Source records
=== Section Start ===
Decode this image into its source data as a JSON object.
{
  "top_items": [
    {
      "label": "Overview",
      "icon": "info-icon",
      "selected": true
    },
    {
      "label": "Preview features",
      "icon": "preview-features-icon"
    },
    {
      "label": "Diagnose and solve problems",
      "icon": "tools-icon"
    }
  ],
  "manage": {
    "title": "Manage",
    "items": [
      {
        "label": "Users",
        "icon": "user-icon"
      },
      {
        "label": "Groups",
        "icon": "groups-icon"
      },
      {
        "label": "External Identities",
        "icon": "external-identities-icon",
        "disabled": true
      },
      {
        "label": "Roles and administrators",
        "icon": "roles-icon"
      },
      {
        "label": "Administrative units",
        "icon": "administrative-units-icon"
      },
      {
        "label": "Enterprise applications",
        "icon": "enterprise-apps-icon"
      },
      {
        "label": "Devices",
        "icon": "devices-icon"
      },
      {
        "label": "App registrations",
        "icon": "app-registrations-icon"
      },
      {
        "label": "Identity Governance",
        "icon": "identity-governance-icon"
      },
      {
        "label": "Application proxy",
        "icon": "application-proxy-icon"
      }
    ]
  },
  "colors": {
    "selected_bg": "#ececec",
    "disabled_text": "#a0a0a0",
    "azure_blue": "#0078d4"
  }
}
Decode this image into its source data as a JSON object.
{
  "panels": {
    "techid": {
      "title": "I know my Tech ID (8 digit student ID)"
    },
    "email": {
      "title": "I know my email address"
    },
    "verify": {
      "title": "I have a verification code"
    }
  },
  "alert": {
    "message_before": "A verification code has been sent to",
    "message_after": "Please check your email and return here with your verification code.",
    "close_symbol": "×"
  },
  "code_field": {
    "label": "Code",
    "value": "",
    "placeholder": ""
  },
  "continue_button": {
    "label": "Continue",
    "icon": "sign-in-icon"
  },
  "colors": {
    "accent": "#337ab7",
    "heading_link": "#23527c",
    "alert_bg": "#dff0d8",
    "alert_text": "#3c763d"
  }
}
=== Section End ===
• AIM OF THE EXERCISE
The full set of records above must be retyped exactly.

• OUTPUT
Decode this image into its source data as a JSON object.
{
  "top_items": [
    {
      "label": "Overview",
      "icon": "info-icon",
      "selected": true
    },
    {
      "label": "Preview features",
      "icon": "preview-features-icon"
    },
    {
      "label": "Diagnose and solve problems",
      "icon": "tools-icon"
    }
  ],
  "manage": {
    "title": "Manage",
    "items": [
      {
        "label": "Users",
        "icon": "user-icon"
      },
      {
        "label": "Groups",
        "icon": "groups-icon"
      },
      {
        "label": "External Identities",
        "icon": "external-identities-icon",
        "disabled": true
      },
      {
        "label": "Roles and administrators",
        "icon": "roles-icon"
      },
      {
        "label": "Administrative units",
        "icon": "administrative-units-icon"
      },
      {
        "label": "Enterprise applications",
        "icon": "enterprise-apps-icon"
      },
      {
        "label": "Devices",
        "icon": "devices-icon"
      },
      {
        "label": "App registrations",
        "icon": "app-registrations-icon"
      },
      {
        "label": "Identity Governance",
        "icon": "identity-governance-icon"
      },
      {
        "label": "Application proxy",
        "icon": "application-proxy-icon"
      }
    ]
  },
  "colors": {
    "selected_bg": "#ececec",
    "disabled_text": "#a0a0a0",
    "azure_blue": "#0078d4"
  }
}
Decode this image into its source data as a JSON object.
{
  "panels": {
    "techid": {
      "title": "I know my Tech ID (8 digit student ID)"
    },
    "email": {
      "title": "I know my email address"
    },
    "verify": {
      "title": "I have a verification code"
    }
  },
  "alert": {
    "message_before": "A verification code has been sent to",
    "message_after": "Please check your email and return here with your verification code.",
    "close_symbol": "×"
  },
  "code_field": {
    "label": "Code",
    "value": "",
    "placeholder": ""
  },
  "continue_button": {
    "label": "Continue",
    "icon": "sign-in-icon"
  },
  "colors": {
    "accent": "#337ab7",
    "heading_link": "#23527c",
    "alert_bg": "#dff0d8",
    "alert_text": "#3c763d"
  }
}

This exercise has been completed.